The Myerses have working relationships established with several of those area businesses. Kristen Rowe, communications manager for the Cumberland Area Economic Development Corp., which handles tourism for the county, said the out-of-state dollars and trickle-down economic impact represent an economic boon for the area.
CAEDC data show a total economic impact of $60,000 to $65,000 from a high-end wedding at a venue such as Linwood, Rowe said. Those estimates are based on 150 attendees.
“We're really seeing a lot of wedding destination buzz about the Central PA area,” Rowe said. “For the bride who's looking for something a little different, we're kind of like that perfect spot.”
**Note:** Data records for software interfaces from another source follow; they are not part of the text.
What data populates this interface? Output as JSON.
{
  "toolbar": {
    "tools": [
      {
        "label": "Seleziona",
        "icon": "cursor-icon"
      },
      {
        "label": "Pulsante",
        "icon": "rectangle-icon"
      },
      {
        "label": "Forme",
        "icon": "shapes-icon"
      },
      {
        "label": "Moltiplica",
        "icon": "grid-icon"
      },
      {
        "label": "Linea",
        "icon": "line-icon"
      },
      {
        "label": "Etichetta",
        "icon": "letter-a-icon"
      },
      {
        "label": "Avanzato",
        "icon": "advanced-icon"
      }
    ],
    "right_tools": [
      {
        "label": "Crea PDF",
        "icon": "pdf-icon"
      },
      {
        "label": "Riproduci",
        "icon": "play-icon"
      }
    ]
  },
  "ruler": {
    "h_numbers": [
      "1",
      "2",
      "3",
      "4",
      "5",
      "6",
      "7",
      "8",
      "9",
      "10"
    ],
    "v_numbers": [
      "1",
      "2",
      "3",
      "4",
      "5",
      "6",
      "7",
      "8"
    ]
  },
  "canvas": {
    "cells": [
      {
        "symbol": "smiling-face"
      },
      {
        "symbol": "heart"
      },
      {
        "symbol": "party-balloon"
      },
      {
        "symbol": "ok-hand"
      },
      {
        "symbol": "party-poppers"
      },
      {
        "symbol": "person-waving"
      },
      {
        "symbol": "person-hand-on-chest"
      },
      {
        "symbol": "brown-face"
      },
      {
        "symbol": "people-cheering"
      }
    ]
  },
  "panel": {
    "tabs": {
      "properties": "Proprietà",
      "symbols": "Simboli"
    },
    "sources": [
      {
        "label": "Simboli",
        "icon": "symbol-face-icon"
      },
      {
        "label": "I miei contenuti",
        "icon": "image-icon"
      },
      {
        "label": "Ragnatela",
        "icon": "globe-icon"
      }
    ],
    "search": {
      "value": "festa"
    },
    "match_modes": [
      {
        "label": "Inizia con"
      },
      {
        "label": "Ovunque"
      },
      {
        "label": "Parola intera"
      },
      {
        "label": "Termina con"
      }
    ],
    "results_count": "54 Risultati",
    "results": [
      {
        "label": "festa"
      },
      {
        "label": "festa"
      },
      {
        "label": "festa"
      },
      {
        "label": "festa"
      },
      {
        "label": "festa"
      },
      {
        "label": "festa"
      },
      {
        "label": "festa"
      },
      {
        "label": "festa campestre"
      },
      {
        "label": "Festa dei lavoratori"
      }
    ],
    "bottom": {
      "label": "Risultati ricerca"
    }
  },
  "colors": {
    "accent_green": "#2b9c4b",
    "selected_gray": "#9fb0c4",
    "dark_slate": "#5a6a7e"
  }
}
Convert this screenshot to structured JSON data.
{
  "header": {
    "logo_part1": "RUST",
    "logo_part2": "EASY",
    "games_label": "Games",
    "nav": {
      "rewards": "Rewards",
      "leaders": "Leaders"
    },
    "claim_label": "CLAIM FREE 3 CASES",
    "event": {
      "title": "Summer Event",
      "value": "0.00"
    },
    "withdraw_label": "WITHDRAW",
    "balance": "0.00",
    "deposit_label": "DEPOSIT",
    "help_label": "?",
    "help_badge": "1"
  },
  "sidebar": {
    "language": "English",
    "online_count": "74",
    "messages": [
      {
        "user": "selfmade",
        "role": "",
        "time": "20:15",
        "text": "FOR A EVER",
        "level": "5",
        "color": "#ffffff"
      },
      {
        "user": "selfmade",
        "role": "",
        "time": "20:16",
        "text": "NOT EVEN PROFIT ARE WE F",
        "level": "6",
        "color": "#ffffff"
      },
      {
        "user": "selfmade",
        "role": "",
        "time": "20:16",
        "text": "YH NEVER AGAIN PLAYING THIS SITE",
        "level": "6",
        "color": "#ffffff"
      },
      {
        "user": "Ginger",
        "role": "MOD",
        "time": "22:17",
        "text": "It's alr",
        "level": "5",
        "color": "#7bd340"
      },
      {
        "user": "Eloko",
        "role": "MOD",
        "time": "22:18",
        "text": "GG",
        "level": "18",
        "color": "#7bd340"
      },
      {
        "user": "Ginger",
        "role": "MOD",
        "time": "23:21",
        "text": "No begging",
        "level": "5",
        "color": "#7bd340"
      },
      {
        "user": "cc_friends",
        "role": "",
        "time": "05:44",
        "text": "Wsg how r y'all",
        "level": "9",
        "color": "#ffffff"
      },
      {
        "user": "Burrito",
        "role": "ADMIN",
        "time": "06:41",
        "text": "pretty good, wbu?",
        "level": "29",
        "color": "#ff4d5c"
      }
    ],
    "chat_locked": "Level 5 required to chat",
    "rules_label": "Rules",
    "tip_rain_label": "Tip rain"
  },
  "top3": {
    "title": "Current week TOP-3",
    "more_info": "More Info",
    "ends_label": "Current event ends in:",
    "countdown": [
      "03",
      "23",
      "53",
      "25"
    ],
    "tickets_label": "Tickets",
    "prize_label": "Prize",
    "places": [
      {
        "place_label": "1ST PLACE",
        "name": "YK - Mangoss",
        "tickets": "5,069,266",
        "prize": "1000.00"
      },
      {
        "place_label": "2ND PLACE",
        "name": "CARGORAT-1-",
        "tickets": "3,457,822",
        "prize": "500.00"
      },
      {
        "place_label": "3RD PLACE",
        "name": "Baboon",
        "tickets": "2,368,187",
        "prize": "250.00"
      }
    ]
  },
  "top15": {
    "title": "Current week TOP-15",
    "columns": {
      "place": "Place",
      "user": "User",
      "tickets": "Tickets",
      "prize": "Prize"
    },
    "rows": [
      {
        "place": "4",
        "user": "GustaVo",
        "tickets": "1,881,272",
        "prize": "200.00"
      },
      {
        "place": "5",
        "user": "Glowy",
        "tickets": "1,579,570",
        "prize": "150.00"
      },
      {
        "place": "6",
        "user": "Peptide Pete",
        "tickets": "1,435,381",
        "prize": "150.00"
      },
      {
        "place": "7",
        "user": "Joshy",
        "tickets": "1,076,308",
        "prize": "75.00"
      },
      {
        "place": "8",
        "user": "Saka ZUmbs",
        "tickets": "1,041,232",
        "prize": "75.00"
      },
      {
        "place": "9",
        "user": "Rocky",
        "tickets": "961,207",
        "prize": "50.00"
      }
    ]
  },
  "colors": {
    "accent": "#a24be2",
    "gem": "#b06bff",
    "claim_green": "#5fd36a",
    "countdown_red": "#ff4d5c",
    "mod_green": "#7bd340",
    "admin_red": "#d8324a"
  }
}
The most important alliance for Linwood is with Weddings by JDK, which provides all catering services. The exclusive agreement allows Linwood to offer premium dining services, Myers said.
The remaining acreage around Linwood is available for future development, and the Myerses have approval to build a self-storage facility, but that is a few years off, he said.
For now, the couple — parents to 12- and 16-year-old boys — plan to relax for a bit and focus on establishing Linwood as a wedding destination.
“We want to brand Linwood as a name itself, so in 10 years, when someone in New York City says, 'Linwood,' someone will know right away what they're talking about,” Myers said.
Linwood: A snapshot
Linwood Estate consists of several buildings and landscaped areas. Bob and Christine Myers named the buildings/areas as part of marketing the estate as a destination venue, said Michelle Hare, director of events.
Here are the estate details:
Address: 93 Encks Mill Road, Dickinson Township
Date built: 1870
Size: 121 acres
1. Linwood Mansion (the main house): an 8,600-square-foot home with five bedrooms
2. Appalachian Ballroom (the dining hall): about 9,000 square feet
3. The Cottage: A 2,300-square-foot home with four bedrooms and a kitchenette
4. Linwood Gardens and Labyrinth: 20 acres of landscaped areas
5. Lady Lucy’s Lake: a 10-acre lake with bass fishing allowed
6. North Lawn: Manicured grounds in front of mansion